Diet Pill Mimics the Effects of Eating
When we eat, a series of chemical switches turns on, releasing bile, lowering blood sugar, and ramping up blood flow to the intestines. Fat stores are activated too, burning old calories to prep for the new ones in your meal. But now researchers have figured out how to hijack that process with a pill—no calories needed. Ronald Evans describes the finding this week in the journal Nature Medicine. So far, he and his colleagues have shown that the “imaginary meal” pill works in mice, helping them to shed extra weight. Can it do the same in humans?
Ronald Evans is professor and director at the Gene Expression Laboratory at the Salk Institute and investigator at the Howard Hughes Medical Institute in La Jolla, California.
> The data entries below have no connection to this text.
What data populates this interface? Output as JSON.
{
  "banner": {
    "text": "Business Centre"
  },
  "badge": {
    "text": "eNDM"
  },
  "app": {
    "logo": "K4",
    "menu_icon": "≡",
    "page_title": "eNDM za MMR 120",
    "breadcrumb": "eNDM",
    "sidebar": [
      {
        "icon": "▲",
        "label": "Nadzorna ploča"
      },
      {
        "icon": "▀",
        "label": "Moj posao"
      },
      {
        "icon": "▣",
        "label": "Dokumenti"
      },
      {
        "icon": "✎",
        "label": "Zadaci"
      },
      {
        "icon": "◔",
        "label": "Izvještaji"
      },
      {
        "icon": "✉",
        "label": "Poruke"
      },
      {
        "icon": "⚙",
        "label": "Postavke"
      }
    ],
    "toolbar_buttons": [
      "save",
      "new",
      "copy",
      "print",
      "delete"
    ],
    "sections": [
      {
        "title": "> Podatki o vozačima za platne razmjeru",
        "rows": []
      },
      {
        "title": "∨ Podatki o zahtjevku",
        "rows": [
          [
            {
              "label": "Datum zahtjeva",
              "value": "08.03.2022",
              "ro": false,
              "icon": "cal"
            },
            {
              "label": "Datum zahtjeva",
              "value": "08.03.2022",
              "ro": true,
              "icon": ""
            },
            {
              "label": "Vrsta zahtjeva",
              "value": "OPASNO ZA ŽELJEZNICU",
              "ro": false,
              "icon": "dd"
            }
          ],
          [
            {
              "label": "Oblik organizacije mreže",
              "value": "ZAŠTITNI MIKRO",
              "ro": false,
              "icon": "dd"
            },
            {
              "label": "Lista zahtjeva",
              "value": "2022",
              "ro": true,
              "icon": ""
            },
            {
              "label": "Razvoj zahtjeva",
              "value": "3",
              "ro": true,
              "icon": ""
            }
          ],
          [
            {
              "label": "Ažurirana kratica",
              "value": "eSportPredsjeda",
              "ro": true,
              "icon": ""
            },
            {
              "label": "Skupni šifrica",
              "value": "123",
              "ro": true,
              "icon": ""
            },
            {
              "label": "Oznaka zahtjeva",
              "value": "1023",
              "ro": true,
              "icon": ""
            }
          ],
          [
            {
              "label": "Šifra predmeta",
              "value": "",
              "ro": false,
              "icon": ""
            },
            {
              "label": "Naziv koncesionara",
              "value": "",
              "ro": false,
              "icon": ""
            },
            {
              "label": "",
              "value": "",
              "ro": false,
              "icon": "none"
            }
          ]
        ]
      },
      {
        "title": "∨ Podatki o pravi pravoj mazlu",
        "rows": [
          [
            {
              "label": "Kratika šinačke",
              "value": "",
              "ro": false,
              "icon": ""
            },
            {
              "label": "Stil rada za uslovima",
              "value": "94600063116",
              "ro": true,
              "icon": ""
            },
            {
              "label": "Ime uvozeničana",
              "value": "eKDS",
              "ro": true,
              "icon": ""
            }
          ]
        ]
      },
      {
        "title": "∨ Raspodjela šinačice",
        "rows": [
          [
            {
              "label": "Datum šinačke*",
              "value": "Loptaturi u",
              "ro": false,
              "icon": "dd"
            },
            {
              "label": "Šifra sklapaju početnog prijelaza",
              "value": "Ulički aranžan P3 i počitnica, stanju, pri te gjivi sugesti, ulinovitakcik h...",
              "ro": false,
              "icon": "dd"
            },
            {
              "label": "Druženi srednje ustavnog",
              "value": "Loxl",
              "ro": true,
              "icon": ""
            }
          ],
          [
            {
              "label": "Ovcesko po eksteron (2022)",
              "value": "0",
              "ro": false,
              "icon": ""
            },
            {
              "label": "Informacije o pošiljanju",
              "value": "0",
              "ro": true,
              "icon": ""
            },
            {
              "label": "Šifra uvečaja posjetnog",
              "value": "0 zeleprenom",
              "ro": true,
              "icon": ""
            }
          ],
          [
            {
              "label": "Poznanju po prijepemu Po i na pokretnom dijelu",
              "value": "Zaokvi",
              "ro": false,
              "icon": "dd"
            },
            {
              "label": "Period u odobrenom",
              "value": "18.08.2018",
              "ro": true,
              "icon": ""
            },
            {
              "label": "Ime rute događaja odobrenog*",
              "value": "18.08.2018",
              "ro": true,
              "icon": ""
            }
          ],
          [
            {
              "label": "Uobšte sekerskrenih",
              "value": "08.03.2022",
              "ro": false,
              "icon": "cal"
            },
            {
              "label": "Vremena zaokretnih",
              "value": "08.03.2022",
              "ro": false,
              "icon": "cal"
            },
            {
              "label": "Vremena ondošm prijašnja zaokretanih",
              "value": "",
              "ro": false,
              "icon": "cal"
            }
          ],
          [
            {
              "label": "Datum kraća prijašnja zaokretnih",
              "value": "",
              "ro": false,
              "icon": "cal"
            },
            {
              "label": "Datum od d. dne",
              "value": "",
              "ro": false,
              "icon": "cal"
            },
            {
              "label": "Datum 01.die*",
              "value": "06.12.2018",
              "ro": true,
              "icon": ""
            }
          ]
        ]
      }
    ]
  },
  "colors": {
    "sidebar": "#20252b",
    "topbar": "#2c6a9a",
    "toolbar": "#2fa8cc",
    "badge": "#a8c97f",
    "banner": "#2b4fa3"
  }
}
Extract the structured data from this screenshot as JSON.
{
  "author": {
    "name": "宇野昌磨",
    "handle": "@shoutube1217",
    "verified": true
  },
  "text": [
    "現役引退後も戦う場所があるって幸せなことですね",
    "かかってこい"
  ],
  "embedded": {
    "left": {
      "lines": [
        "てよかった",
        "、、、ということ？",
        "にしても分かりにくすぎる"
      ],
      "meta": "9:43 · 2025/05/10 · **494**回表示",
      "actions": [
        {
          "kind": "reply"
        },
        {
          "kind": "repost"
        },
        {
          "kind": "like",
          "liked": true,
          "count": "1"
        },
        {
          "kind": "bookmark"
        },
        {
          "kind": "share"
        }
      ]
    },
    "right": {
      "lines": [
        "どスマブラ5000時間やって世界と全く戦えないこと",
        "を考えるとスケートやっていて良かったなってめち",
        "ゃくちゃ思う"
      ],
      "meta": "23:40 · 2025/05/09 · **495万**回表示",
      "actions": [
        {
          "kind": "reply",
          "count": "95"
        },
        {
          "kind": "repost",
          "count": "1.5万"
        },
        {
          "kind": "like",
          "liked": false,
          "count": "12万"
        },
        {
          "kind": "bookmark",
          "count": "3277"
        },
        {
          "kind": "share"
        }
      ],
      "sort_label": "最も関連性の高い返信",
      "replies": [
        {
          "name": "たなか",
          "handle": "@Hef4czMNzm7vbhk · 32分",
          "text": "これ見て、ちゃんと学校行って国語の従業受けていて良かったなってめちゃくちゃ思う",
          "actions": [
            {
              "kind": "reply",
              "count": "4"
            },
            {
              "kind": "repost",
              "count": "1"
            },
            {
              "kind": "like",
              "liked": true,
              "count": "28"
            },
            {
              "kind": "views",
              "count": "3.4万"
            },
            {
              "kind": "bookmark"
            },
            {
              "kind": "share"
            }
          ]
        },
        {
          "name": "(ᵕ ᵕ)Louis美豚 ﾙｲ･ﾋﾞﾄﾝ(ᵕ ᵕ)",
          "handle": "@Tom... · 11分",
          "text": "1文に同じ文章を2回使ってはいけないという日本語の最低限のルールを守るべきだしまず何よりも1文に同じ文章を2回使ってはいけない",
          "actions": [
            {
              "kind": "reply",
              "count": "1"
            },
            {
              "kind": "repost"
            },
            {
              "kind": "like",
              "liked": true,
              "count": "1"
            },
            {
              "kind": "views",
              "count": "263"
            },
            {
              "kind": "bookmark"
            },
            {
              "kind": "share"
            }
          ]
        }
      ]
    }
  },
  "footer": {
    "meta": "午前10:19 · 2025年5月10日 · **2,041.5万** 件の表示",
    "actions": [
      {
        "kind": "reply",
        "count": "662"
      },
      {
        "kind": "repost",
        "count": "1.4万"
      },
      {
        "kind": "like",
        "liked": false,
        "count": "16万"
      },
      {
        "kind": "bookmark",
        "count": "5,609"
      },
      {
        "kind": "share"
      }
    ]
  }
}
Christopher Intagliata was Science Friday’s senior producer. He once served as a prop in an optical illusion and speaks passable Ira Flatowese.